--- Excerpted data ---

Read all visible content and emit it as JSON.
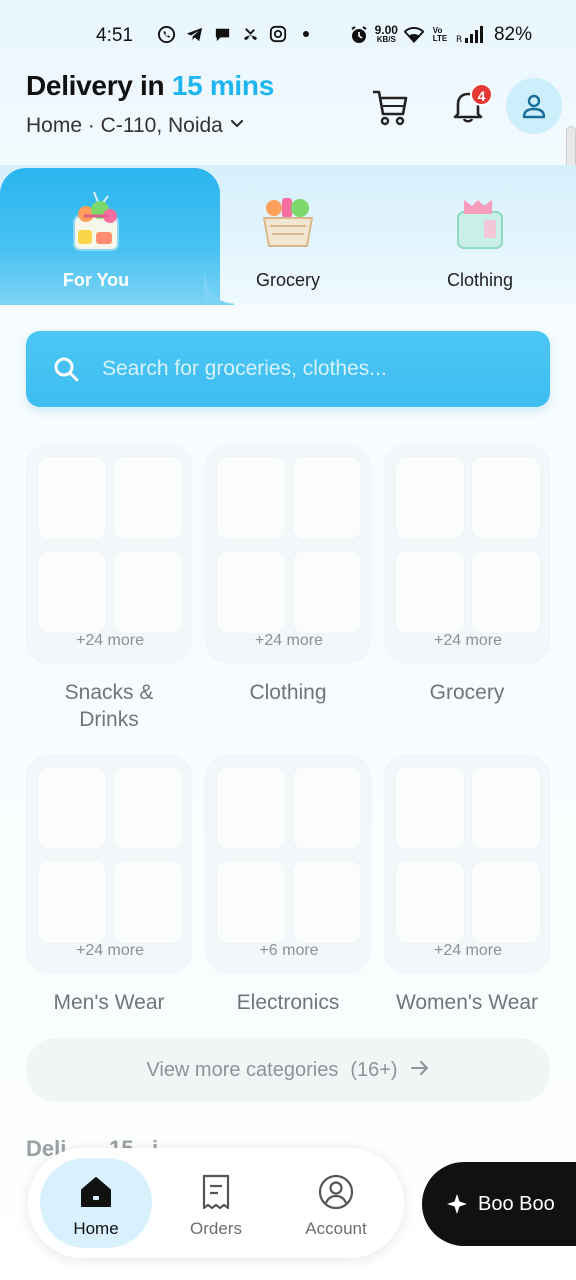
{
  "status_bar": {
    "time": "4:51",
    "net_speed_value": "9.00",
    "net_speed_unit": "KB/S",
    "battery": "82%"
  },
  "header": {
    "delivery_prefix": "Delivery in ",
    "delivery_time": "15 mins",
    "address": "Home · C-110, Noida",
    "notification_count": "4",
    "accent_color": "#1fb5f0"
  },
  "tabs": [
    {
      "label": "For You",
      "icon": "gift-box-icon",
      "active": true
    },
    {
      "label": "Grocery",
      "icon": "grocery-basket-icon",
      "active": false
    },
    {
      "label": "Clothing",
      "icon": "clothing-bag-icon",
      "active": false
    }
  ],
  "search": {
    "placeholder": "Search for groceries, clothes..."
  },
  "categories": [
    {
      "name": "Snacks & Drinks",
      "more": "+24 more"
    },
    {
      "name": "Clothing",
      "more": "+24 more"
    },
    {
      "name": "Grocery",
      "more": "+24 more"
    },
    {
      "name": "Men's Wear",
      "more": "+24 more"
    },
    {
      "name": "Electronics",
      "more": "+6 more"
    },
    {
      "name": "Women's Wear",
      "more": "+24 more"
    }
  ],
  "view_more": {
    "label": "View more categories",
    "count": "(16+)"
  },
  "section_peek": "Deli... ...15 ..i...",
  "bottom_nav": [
    {
      "label": "Home",
      "icon": "home-icon",
      "active": true
    },
    {
      "label": "Orders",
      "icon": "receipt-icon",
      "active": false
    },
    {
      "label": "Account",
      "icon": "account-icon",
      "active": false
    }
  ],
  "fab": {
    "label": "Boo Boo"
  }
}
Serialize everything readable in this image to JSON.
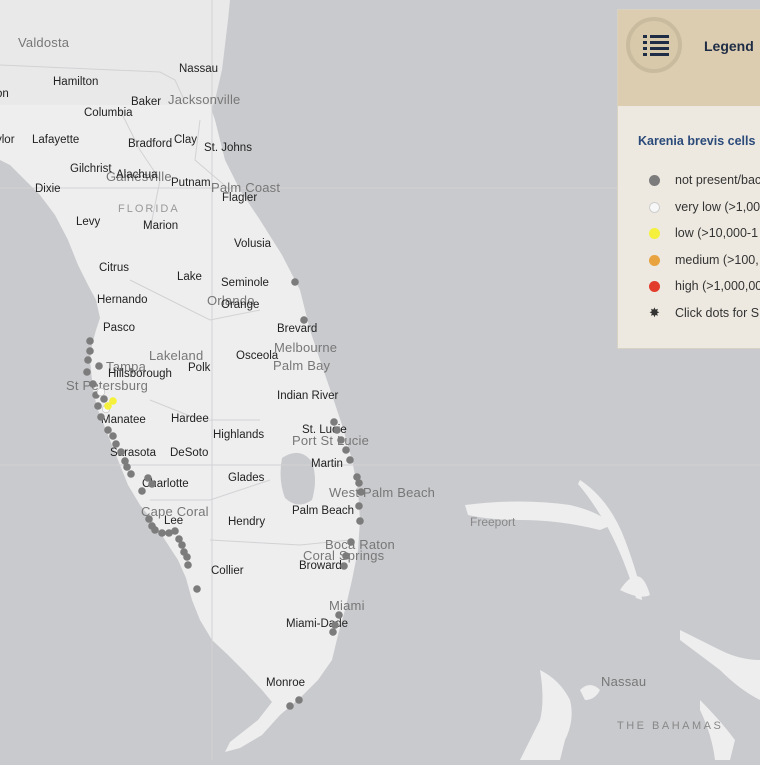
{
  "colors": {
    "water": "#c9cacd",
    "land": "#eeeeef",
    "ocean_gray": "#7c7c7c",
    "very_low": "#f7f7f7",
    "low": "#f5f03c",
    "medium": "#e8a23e",
    "high": "#e33b2b",
    "legend_header": "#dccdb0"
  },
  "legend": {
    "title": "Legend",
    "icon": "list-icon",
    "subtitle": "Karenia brevis cells",
    "items": [
      {
        "label": "not present/bac",
        "color": "#7c7c7c"
      },
      {
        "label": "very low (>1,00",
        "color": "#f7f7f7"
      },
      {
        "label": "low (>10,000-1",
        "color": "#f5f03c"
      },
      {
        "label": "medium (>100,",
        "color": "#e8a23e"
      },
      {
        "label": "high (>1,000,00",
        "color": "#e33b2b"
      }
    ],
    "note": {
      "label": "Click dots for S",
      "icon": "asterisk-icon"
    }
  },
  "map_labels": {
    "counties": [
      "Hamilton",
      "Columbia",
      "Baker",
      "Nassau",
      "Lafayette",
      "Bradford",
      "Clay",
      "St. Johns",
      "Gilchrist",
      "Alachua",
      "Putnam",
      "Dixie",
      "Flagler",
      "Levy",
      "Marion",
      "Volusia",
      "Citrus",
      "Lake",
      "Seminole",
      "Hernando",
      "Orange",
      "Pasco",
      "Brevard",
      "Osceola",
      "Polk",
      "Hillsborough",
      "Indian River",
      "Manatee",
      "Hardee",
      "Highlands",
      "St. Lucie",
      "Sarasota",
      "DeSoto",
      "Martin",
      "Charlotte",
      "Glades",
      "Lee",
      "Hendry",
      "Palm Beach",
      "Broward",
      "Collier",
      "Miami-Dade",
      "Monroe",
      "ylor",
      "on"
    ],
    "cities": [
      "Valdosta",
      "Jacksonville",
      "Gainesville",
      "Palm Coast",
      "Orlando",
      "Melbourne",
      "Palm Bay",
      "Lakeland",
      "Tampa",
      "St Petersburg",
      "Port St Lucie",
      "West Palm Beach",
      "Cape Coral",
      "Boca Raton",
      "Coral Springs",
      "Miami",
      "Nassau"
    ],
    "state": "FLORIDA",
    "islands": [
      "Freeport"
    ],
    "country": "THE BAHAMAS"
  }
}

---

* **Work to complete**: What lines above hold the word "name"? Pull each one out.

* **Output of the exercise**:
      "name": "Snacks & Drinks",
      "name": "Clothing",
      "name": "Grocery",
      "name": "Men's Wear",
      "name": "Electronics",
      "name": "Women's Wear",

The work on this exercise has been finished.